Centre for Civil Society, University of KwaZulu-Natal
Oliver Meth is a photographer, writer, activist and the youngest member at the Centre. He joined the world of activism at a very young age, picketing outside the gates of polluting giants in South Durban, where he lives on the fenceline of one of the polluting industries in Wentworth – the Engen Oil Refinery, which the locals mockingly refer to as ‘the ship that never sails’, it borders Wentworth to the East, and a chain of Jacobs industries enclose the entire Western boundary.
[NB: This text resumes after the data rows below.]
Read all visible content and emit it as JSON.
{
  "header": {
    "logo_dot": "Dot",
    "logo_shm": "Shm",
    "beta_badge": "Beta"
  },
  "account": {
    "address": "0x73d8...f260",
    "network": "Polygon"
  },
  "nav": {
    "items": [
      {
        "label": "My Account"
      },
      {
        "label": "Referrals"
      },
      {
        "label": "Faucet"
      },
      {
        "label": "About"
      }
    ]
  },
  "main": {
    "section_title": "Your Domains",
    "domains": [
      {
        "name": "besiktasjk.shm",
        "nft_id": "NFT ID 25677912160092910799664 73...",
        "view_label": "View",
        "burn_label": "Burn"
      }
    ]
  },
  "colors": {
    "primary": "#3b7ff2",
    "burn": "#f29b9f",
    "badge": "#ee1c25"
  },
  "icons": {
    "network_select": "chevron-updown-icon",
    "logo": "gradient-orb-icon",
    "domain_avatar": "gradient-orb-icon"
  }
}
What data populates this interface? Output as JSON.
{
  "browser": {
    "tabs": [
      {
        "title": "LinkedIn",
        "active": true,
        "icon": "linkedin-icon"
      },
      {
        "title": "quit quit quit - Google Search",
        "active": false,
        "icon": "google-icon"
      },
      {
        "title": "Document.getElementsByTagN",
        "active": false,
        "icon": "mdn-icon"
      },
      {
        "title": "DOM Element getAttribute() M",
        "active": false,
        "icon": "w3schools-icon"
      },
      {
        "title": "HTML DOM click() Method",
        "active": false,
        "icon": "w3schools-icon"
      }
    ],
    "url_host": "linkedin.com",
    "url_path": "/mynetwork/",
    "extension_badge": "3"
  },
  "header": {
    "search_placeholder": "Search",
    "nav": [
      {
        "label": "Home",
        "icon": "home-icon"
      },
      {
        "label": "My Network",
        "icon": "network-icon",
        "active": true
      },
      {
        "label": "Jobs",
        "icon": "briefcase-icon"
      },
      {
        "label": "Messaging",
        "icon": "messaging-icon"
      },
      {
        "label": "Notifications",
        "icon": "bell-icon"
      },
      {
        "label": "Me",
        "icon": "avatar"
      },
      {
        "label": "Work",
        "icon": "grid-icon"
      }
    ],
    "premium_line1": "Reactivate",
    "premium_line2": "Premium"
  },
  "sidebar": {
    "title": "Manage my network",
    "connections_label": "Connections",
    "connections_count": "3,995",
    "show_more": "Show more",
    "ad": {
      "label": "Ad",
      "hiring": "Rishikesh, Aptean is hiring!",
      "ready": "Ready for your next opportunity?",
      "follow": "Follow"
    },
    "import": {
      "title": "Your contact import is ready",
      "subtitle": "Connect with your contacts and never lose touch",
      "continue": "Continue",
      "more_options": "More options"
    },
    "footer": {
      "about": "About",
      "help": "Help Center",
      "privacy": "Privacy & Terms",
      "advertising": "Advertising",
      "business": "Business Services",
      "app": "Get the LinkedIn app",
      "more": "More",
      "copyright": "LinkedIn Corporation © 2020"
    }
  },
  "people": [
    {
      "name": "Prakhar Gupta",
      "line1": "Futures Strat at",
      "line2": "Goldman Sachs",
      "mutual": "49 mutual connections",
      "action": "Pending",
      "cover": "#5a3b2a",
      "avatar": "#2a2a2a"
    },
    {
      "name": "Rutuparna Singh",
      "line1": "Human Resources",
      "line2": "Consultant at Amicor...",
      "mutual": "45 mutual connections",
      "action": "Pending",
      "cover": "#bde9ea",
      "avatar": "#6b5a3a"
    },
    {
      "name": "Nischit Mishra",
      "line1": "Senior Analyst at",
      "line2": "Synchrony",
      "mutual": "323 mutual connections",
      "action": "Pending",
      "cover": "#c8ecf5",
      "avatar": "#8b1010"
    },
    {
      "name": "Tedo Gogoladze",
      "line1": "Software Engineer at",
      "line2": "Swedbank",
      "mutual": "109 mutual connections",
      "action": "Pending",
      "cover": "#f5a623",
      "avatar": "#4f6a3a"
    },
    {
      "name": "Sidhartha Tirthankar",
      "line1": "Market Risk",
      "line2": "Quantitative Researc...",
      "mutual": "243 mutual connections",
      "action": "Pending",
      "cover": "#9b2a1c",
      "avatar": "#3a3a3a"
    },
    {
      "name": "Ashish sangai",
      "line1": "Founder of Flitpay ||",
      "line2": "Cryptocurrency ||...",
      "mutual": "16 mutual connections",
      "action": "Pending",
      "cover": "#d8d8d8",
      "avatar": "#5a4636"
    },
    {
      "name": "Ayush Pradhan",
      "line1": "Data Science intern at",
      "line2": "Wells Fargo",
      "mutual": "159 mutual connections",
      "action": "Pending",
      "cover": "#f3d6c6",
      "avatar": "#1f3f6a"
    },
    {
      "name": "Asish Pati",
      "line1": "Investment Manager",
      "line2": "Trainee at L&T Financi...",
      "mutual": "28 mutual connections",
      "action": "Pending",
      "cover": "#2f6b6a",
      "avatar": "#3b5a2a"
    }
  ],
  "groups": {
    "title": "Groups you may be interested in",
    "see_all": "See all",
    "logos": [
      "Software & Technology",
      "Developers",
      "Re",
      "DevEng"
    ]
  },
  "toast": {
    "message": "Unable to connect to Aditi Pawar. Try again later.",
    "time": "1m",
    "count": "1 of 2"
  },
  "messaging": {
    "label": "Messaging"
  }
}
In terms of composition, Wentworth also includes the more affluent Treasure Beach, which is buffered from Wentworth proper by the Engen Refinery.
After taking up a course in journalism (specializing in photojournalism), he worked for South Africa’s oldest newspaper, Grocott’s Mail in Grahamstown before returning back to his home town in Durban, where he later took up a post at the local tabloid newspaper before joining the Centre for Civil Society.
Meth has published in numerous journals, newspapers, magazines and broadcast media. His latest publication, in which his photographic work can be seen, is titled Youth2Youth : 30 Years after 1976, edited by George Hallet
(Published by Wits University Press).
Meth has been a photographer and research assistant in the Durban South Photography Project (DSPP), where he took part in community photographic workshops and exhibitions held in Wentworth, Merebank and Lamontville. The DSPP culminated in the exhibition in the Durban Art Gallery, Breathing Spaces: Environmental Portraits of Durban’s Industrial South, in 2007 and will tour Cape Town in 2009.